_Directions for this task_. The data below should be copied over with complete accuracy.
┌────────
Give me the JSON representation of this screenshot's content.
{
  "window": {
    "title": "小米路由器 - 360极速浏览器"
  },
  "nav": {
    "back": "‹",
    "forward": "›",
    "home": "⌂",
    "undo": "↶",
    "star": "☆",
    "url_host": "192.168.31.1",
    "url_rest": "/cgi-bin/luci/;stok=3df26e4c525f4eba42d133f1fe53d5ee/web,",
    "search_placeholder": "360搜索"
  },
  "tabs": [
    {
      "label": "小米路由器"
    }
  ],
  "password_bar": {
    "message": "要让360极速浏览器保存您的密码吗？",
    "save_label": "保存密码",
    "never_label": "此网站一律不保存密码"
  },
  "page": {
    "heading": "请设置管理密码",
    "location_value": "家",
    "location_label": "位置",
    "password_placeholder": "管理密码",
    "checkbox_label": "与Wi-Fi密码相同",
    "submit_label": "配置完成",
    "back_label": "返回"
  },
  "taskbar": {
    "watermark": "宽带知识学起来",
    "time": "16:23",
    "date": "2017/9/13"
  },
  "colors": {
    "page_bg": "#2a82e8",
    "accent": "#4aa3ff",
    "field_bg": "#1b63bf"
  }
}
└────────
_Your solution_.
Give me the JSON representation of this screenshot's content.
{
  "window": {
    "title": "小米路由器 - 360极速浏览器"
  },
  "nav": {
    "back": "‹",
    "forward": "›",
    "home": "⌂",
    "undo": "↶",
    "star": "☆",
    "url_host": "192.168.31.1",
    "url_rest": "/cgi-bin/luci/;stok=3df26e4c525f4eba42d133f1fe53d5ee/web,",
    "search_placeholder": "360搜索"
  },
  "tabs": [
    {
      "label": "小米路由器"
    }
  ],
  "password_bar": {
    "message": "要让360极速浏览器保存您的密码吗？",
    "save_label": "保存密码",
    "never_label": "此网站一律不保存密码"
  },
  "page": {
    "heading": "请设置管理密码",
    "location_value": "家",
    "location_label": "位置",
    "password_placeholder": "管理密码",
    "checkbox_label": "与Wi-Fi密码相同",
    "submit_label": "配置完成",
    "back_label": "返回"
  },
  "taskbar": {
    "watermark": "宽带知识学起来",
    "time": "16:23",
    "date": "2017/9/13"
  },
  "colors": {
    "page_bg": "#2a82e8",
    "accent": "#4aa3ff",
    "field_bg": "#1b63bf"
  }
}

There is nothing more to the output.